How does your vintage collection fit into your vision for your organization? 

Our decision to launch the Vintage collections was the first step we took in the direction of more sustainable fashion. We reached a point where we were deeply troubled by the idea of manufacturing new clothes and wanted to begin making changes to reflect that. At the end of nearly every month, we release a small collection of carefully curated vintage pieces. The beauty of this process is that we provide a second life to these pieces as well as offering something truly unique. 


How do you feel fashion contributes to radical conversations? 

In many ways, fashion is a catalyst for radical conversations, particularly because fashion is often politicized (think of the debates and wars waged around the veil, for example). It is precisely because fashion is so strongly connected with women that it is both highly politicized and deemed frivolous.
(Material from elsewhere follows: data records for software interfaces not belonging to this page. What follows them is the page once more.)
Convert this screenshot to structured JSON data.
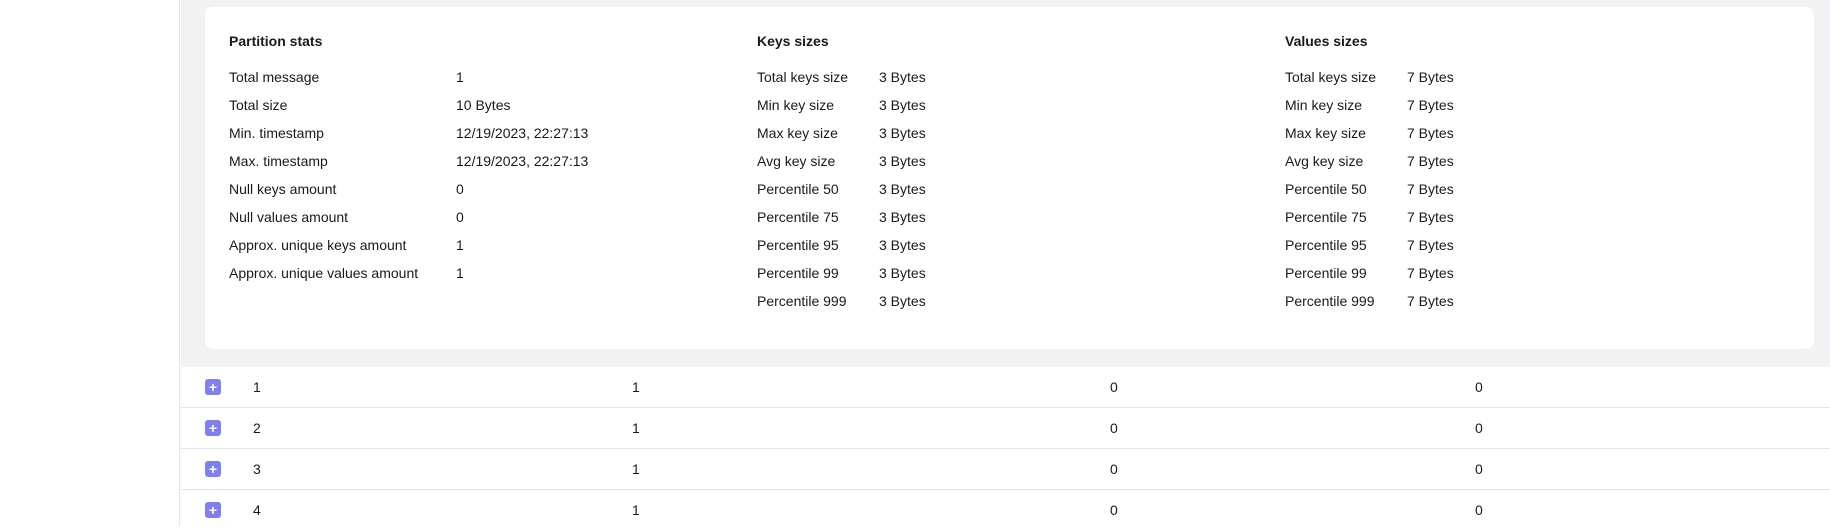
{
  "partition_stats": {
    "title": "Partition stats",
    "rows": [
      {
        "label": "Total message",
        "value": "1"
      },
      {
        "label": "Total size",
        "value": "10 Bytes"
      },
      {
        "label": "Min. timestamp",
        "value": "12/19/2023, 22:27:13"
      },
      {
        "label": "Max. timestamp",
        "value": "12/19/2023, 22:27:13"
      },
      {
        "label": "Null keys amount",
        "value": "0"
      },
      {
        "label": "Null values amount",
        "value": "0"
      },
      {
        "label": "Approx. unique keys amount",
        "value": "1"
      },
      {
        "label": "Approx. unique values amount",
        "value": "1"
      }
    ]
  },
  "keys_sizes": {
    "title": "Keys sizes",
    "rows": [
      {
        "label": "Total keys size",
        "value": "3 Bytes"
      },
      {
        "label": "Min key size",
        "value": "3 Bytes"
      },
      {
        "label": "Max key size",
        "value": "3 Bytes"
      },
      {
        "label": "Avg key size",
        "value": "3 Bytes"
      },
      {
        "label": "Percentile 50",
        "value": "3 Bytes"
      },
      {
        "label": "Percentile 75",
        "value": "3 Bytes"
      },
      {
        "label": "Percentile 95",
        "value": "3 Bytes"
      },
      {
        "label": "Percentile 99",
        "value": "3 Bytes"
      },
      {
        "label": "Percentile 999",
        "value": "3 Bytes"
      }
    ]
  },
  "values_sizes": {
    "title": "Values sizes",
    "rows": [
      {
        "label": "Total keys size",
        "value": "7 Bytes"
      },
      {
        "label": "Min key size",
        "value": "7 Bytes"
      },
      {
        "label": "Max key size",
        "value": "7 Bytes"
      },
      {
        "label": "Avg key size",
        "value": "7 Bytes"
      },
      {
        "label": "Percentile 50",
        "value": "7 Bytes"
      },
      {
        "label": "Percentile 75",
        "value": "7 Bytes"
      },
      {
        "label": "Percentile 95",
        "value": "7 Bytes"
      },
      {
        "label": "Percentile 99",
        "value": "7 Bytes"
      },
      {
        "label": "Percentile 999",
        "value": "7 Bytes"
      }
    ]
  },
  "partition_rows": [
    {
      "expand_icon": "+",
      "cells": [
        "1",
        "1",
        "0",
        "0"
      ]
    },
    {
      "expand_icon": "+",
      "cells": [
        "2",
        "1",
        "0",
        "0"
      ]
    },
    {
      "expand_icon": "+",
      "cells": [
        "3",
        "1",
        "0",
        "0"
      ]
    },
    {
      "expand_icon": "+",
      "cells": [
        "4",
        "1",
        "0",
        "0"
      ]
    }
  ],
  "colors": {
    "accent": "#7f7ff0",
    "panel_background": "#f1f2f3",
    "card_background": "#ffffff"
  }
}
What a woman wears, how she wears it, and in what context, has sparked endless conversations as time and time again society has taken it upon itself to decide what women can and cannot wear. Furthermore, over 3⁄4 of garment workers in the world are women, most of whom are women of color, making the very production of fashion itself a political conversation around gender justice and worker’s rights. Throughout history, women have been the vessels for traditions and knowledge surrounding fashion (dying, weaving, embroidering etc.), pushing them very closely into harmony with the earth around them. Indigenous women all around the world created slow, sustainable fashion far before it became a trend, and before it became the only option for a globe teetering on the brink of disaster. In conclusion, every aspect of fashion from its history to its production, to the consumption associated with it, to the colonialist and orientalist discourse, is political and therefore can be the catalyst for radical conversation around change. 

 What intimacies between the body and clothing do you feel are often overlooked? 

It’s crazy to me that although clothing literally envelopes our skin and is the conduit for artistic, personal, and cultural expression, too few of us stop to think about who made them. Why aren’t we asking whose hands dyed and wove together the threads forming the cocoons around our bodies? Those same hands that prepare dinner for loved ones, which pick fruits and pour juice and brush hair. The people behind our clothes live and work in complex social and political frameworks which we often know nothing or very little about, yet we wrap the clothes they make around our bodies. 

If we hope to make any significant and meaningful change around the ways we produce and consume fashion then asking these questions and forging connections to the people behind our clothes is a critical step. 


What are some recent, upcoming, or current projects you are working on? 

A big part of what we do is read and discuss books. We’ve found that every time we share a book recommendation that the most common struggle for readers in Palestine is actually getting their hands on a book. Our access to bookshops is quite limited and many people can’t easily buy e-books as the use of credit and debit cards is not widespread in Palestine. As a collective, we decided to launch a bi-lingual community library featuring all of the titles we recommend as well as many more. Anyone is welcome to read the books for free and is welcome to contribute to the library as well so that others can benefit. We’ll be launching the library by December 1st of this year.

Interview composed by Amanda Roach.